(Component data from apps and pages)
════════════════════

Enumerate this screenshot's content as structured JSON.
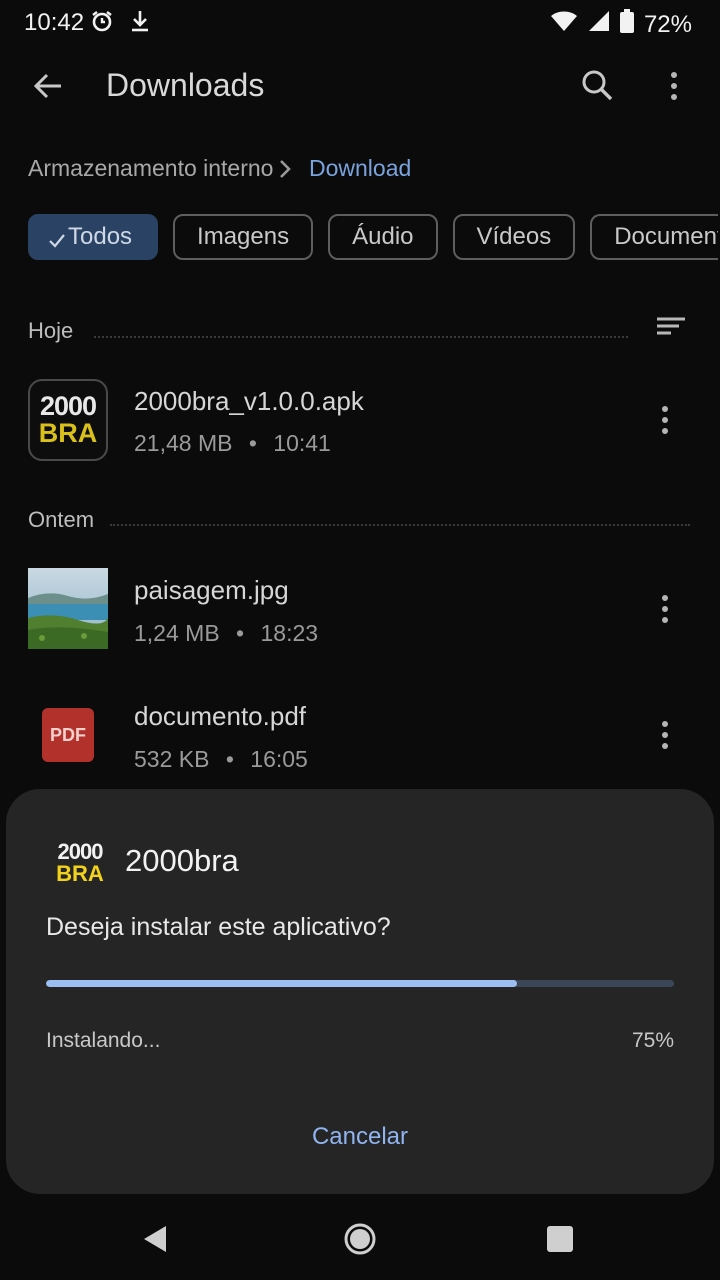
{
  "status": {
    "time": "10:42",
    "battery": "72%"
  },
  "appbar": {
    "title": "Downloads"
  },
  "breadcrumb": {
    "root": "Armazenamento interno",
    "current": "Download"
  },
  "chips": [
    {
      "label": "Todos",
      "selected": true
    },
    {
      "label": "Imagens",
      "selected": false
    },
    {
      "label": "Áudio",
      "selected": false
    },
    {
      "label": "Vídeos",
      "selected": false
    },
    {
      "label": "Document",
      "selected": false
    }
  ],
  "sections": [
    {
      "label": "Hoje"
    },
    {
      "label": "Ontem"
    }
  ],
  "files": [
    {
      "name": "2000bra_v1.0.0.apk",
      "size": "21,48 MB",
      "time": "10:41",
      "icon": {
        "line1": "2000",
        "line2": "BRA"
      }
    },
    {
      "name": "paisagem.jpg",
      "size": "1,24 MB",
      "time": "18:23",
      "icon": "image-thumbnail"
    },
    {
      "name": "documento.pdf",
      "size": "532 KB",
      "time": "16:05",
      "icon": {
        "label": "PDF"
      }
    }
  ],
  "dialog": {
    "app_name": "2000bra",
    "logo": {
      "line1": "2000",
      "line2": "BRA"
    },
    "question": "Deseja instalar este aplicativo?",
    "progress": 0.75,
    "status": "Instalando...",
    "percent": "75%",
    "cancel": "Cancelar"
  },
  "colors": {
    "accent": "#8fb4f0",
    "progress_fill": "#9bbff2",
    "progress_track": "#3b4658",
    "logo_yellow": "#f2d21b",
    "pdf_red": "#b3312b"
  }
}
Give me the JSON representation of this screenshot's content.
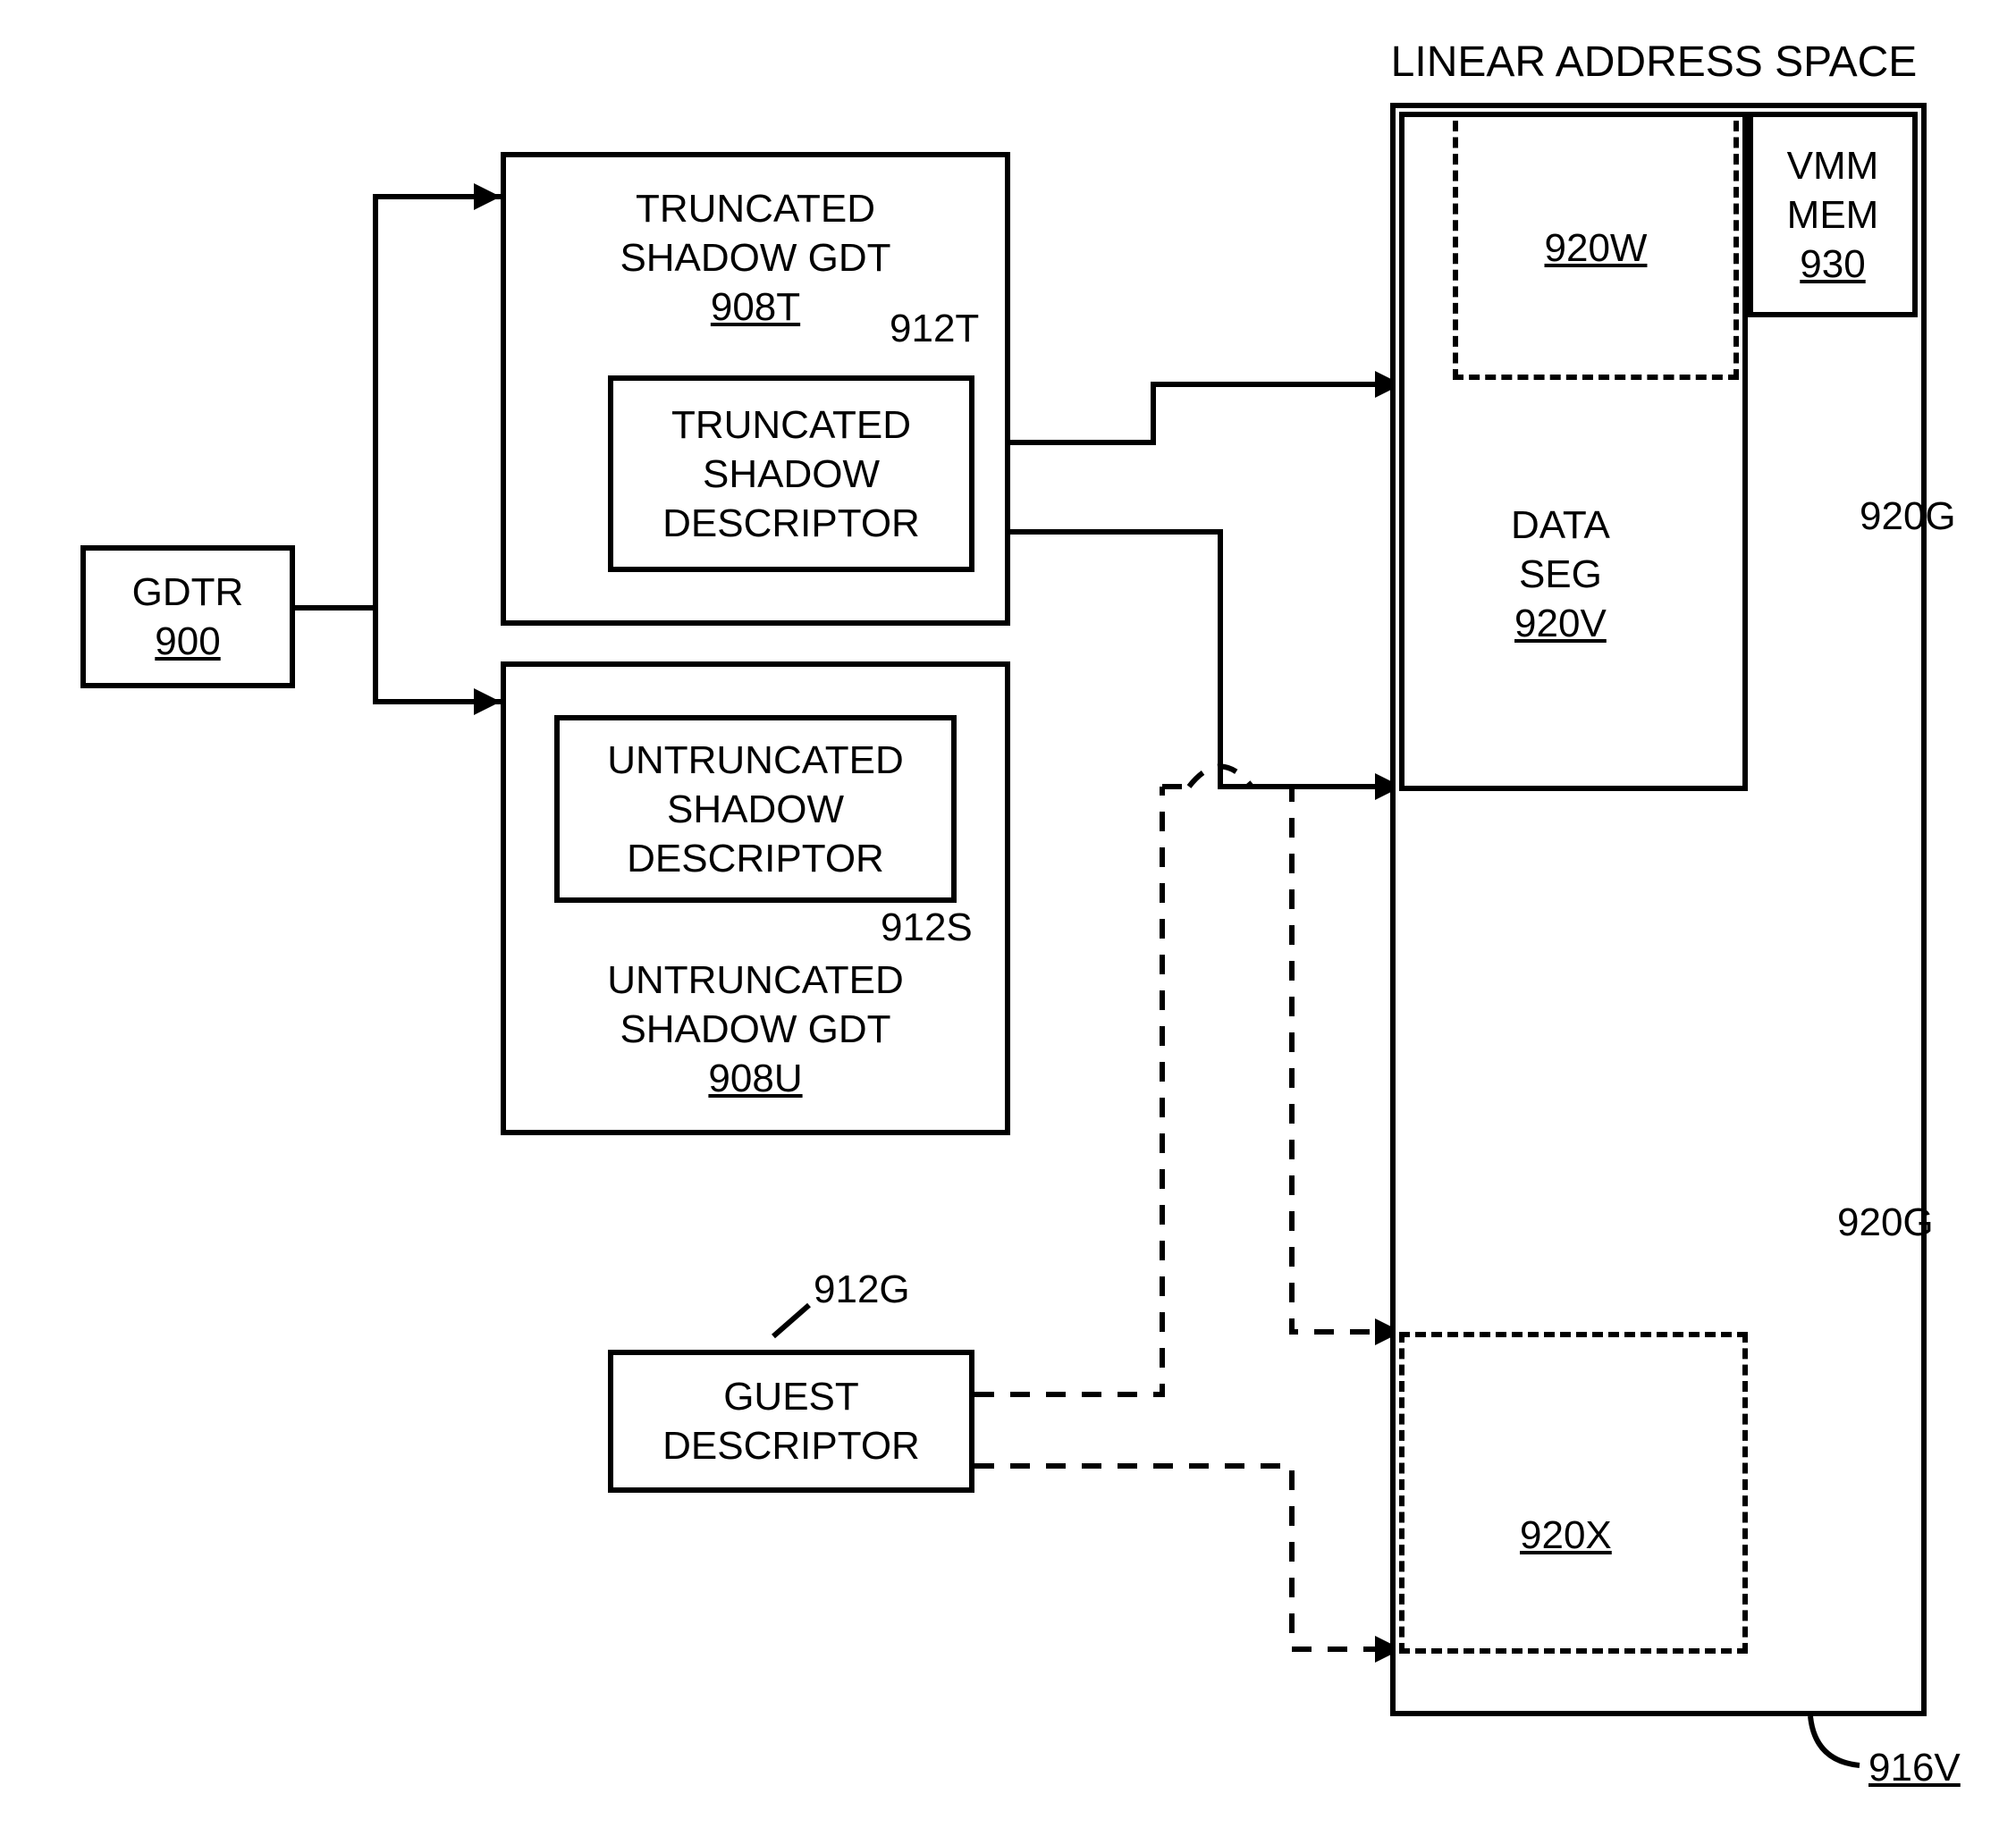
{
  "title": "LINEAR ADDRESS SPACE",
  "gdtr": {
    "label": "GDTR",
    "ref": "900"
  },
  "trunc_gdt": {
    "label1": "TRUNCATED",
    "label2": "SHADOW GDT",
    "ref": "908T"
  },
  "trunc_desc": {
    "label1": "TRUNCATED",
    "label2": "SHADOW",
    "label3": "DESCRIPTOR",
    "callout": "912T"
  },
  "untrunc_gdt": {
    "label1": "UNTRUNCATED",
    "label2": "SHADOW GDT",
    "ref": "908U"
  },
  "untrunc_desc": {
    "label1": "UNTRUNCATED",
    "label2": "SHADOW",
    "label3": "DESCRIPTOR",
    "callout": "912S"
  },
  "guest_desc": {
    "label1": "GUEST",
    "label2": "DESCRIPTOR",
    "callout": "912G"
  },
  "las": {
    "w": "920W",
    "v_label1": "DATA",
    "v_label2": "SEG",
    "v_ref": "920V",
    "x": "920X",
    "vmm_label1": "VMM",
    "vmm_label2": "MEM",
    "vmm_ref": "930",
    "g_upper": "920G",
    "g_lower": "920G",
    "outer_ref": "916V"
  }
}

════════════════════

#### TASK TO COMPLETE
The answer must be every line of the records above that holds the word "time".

#### EXERCISE RESPONSE
    "time": "10:42",
      "time": "10:41",
      "time": "18:23",
      "time": "16:05",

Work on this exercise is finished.